When the National Curriculum first came out in the 1980s, little teaching of grammar in secondary schools was being done. The fall out is now plain for all to see.

Neil Swindlehurst

via email


Good for those making a stand

How good to see the people standing up to No Fracking in this part of the country.

Do you know I was getting a little ashamed of how the British people are turning out.

Reading about some of the so-called British going against the referendum vote, condoning what these other countries are telling us what to do, selling us down the river for a few dollars more gets me so concerned and amazes me.

Up with the silly British, we are getting too soft.

Paul Jones

Anchorsholme Lane


What’s happened to the repairs?

The total lack of progress re the library repairs in St Anne’s is shocking. Lancashire County Council admittedly is mired in scandal, but is there no-one there to ensure that our elegant, well used and needed library is put back into use?

Would a petition from readers in St Anne’s help?

Anne Fielding

Clarendon Road


Can you help lift animal standards?

Can Gazette readers help to change the lives of billions of farm animals for the better?

The RSPCA believes that the current minimum legal standards for farm animal welfare are just not good enough. For example, meat chickens can be housed in near darkness without natural daylight; hens which lay eggs can be kept in cages with each allocated with less usable space than an A4 sheet of paper and no way of dustbathing properly.

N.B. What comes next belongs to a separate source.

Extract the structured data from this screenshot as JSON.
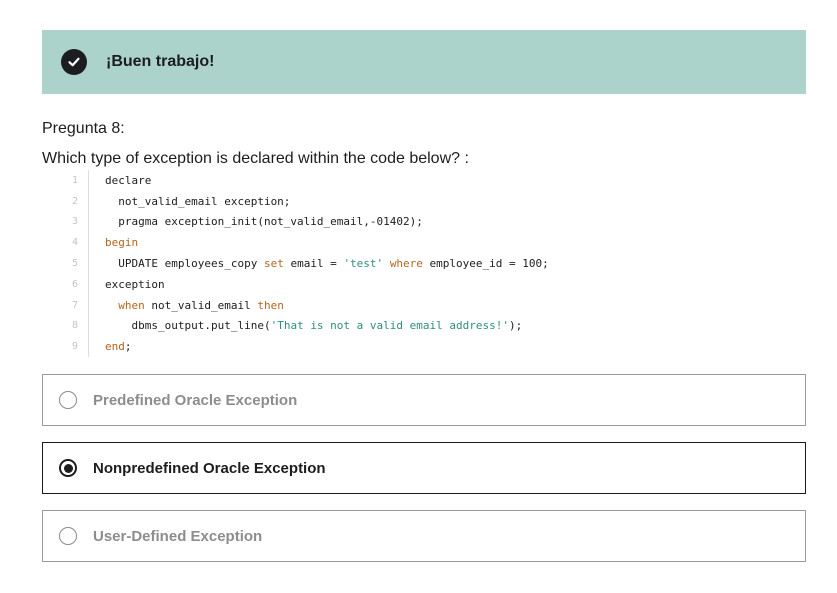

But we have a once-in-a-generation opportunity to change that. The government is drafting a new Agriculture Bill at the moment – in anticipation of us leaving the EU – and it wants to encourage the public to contribute their own thoughts and ideas.

This is a fantastic chance for animal lovers to persuade the UK government to include policies and incentives that will improve farm animal welfare in England.

We know that the public cares about how the farm animals that produce their food are treated. For example, 65 per cent of people living in the north west of England believe that animal welfare is important when deciding which meat products to buy, according to our recent Kantar poll.

If The Gazette’s readers really want to make a different to the lives of farm animals they can tell the UK Government what they believe the future of farming should be via our action page at www.rspca.org.uk/farmanimalaction

Marc Cooper

Head of Farm Animals, RSPCA


It’s high time we stopped pandering

So UK schools are removing analogue clocks and replacing them with digital ones as the students cannot read analogue ones.

It is one of the many examples of dumbing down so indulged youth will not suffer.

Perhaps, as well as personal responsibility, it’s time to bring back sundials.

Dennis Fitzgerald

via email